What the task requires. Restating the records exactly is the whole task.

Material to process.

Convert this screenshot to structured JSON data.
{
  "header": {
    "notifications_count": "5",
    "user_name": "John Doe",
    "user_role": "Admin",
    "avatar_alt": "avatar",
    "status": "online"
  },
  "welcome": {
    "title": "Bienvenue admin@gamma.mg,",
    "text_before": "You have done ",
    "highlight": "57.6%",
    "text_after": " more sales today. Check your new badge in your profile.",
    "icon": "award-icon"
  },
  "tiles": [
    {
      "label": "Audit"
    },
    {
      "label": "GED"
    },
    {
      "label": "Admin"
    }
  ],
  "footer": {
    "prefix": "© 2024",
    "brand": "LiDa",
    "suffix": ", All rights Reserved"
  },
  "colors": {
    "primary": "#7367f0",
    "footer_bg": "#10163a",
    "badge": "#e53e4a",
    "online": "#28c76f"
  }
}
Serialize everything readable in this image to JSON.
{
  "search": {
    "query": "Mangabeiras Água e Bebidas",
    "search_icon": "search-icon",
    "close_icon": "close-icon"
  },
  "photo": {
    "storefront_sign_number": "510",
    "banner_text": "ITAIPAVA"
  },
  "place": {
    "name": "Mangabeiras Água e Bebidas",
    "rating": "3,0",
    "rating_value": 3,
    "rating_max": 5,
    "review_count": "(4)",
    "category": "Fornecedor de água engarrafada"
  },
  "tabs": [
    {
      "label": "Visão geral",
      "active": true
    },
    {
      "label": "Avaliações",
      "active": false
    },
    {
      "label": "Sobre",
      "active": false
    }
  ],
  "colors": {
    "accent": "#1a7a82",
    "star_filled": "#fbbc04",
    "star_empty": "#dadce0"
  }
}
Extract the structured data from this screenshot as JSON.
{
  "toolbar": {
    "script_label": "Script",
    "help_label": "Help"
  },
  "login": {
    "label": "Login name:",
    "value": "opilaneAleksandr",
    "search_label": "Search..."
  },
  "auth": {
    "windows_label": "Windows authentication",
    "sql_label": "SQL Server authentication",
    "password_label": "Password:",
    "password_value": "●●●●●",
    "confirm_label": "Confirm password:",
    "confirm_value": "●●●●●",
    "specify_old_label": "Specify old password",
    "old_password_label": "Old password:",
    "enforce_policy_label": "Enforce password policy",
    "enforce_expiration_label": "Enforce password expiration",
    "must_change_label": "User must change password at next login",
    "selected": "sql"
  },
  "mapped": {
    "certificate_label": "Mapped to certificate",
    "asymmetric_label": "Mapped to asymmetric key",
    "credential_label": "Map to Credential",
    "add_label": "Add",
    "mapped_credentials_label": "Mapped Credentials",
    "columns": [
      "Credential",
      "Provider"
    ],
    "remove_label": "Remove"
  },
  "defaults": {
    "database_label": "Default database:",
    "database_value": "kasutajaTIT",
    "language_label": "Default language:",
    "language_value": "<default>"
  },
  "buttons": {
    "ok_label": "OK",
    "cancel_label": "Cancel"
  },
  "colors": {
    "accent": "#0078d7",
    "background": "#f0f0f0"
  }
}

Output for this task.
Convert this screenshot to structured JSON data.
{
  "header": {
    "notifications_count": "5",
    "user_name": "John Doe",
    "user_role": "Admin",
    "avatar_alt": "avatar",
    "status": "online"
  },
  "welcome": {
    "title": "Bienvenue admin@gamma.mg,",
    "text_before": "You have done ",
    "highlight": "57.6%",
    "text_after": " more sales today. Check your new badge in your profile.",
    "icon": "award-icon"
  },
  "tiles": [
    {
      "label": "Audit"
    },
    {
      "label": "GED"
    },
    {
      "label": "Admin"
    }
  ],
  "footer": {
    "prefix": "© 2024",
    "brand": "LiDa",
    "suffix": ", All rights Reserved"
  },
  "colors": {
    "primary": "#7367f0",
    "footer_bg": "#10163a",
    "badge": "#e53e4a",
    "online": "#28c76f"
  }
}
Serialize everything readable in this image to JSON.
{
  "search": {
    "query": "Mangabeiras Água e Bebidas",
    "search_icon": "search-icon",
    "close_icon": "close-icon"
  },
  "photo": {
    "storefront_sign_number": "510",
    "banner_text": "ITAIPAVA"
  },
  "place": {
    "name": "Mangabeiras Água e Bebidas",
    "rating": "3,0",
    "rating_value": 3,
    "rating_max": 5,
    "review_count": "(4)",
    "category": "Fornecedor de água engarrafada"
  },
  "tabs": [
    {
      "label": "Visão geral",
      "active": true
    },
    {
      "label": "Avaliações",
      "active": false
    },
    {
      "label": "Sobre",
      "active": false
    }
  ],
  "colors": {
    "accent": "#1a7a82",
    "star_filled": "#fbbc04",
    "star_empty": "#dadce0"
  }
}
Extract the structured data from this screenshot as JSON.
{
  "toolbar": {
    "script_label": "Script",
    "help_label": "Help"
  },
  "login": {
    "label": "Login name:",
    "value": "opilaneAleksandr",
    "search_label": "Search..."
  },
  "auth": {
    "windows_label": "Windows authentication",
    "sql_label": "SQL Server authentication",
    "password_label": "Password:",
    "password_value": "●●●●●",
    "confirm_label": "Confirm password:",
    "confirm_value": "●●●●●",
    "specify_old_label": "Specify old password",
    "old_password_label": "Old password:",
    "enforce_policy_label": "Enforce password policy",
    "enforce_expiration_label": "Enforce password expiration",
    "must_change_label": "User must change password at next login",
    "selected": "sql"
  },
  "mapped": {
    "certificate_label": "Mapped to certificate",
    "asymmetric_label": "Mapped to asymmetric key",
    "credential_label": "Map to Credential",
    "add_label": "Add",
    "mapped_credentials_label": "Mapped Credentials",
    "columns": [
      "Credential",
      "Provider"
    ],
    "remove_label": "Remove"
  },
  "defaults": {
    "database_label": "Default database:",
    "database_value": "kasutajaTIT",
    "language_label": "Default language:",
    "language_value": "<default>"
  },
  "buttons": {
    "ok_label": "OK",
    "cancel_label": "Cancel"
  },
  "colors": {
    "accent": "#0078d7",
    "background": "#f0f0f0"
  }
}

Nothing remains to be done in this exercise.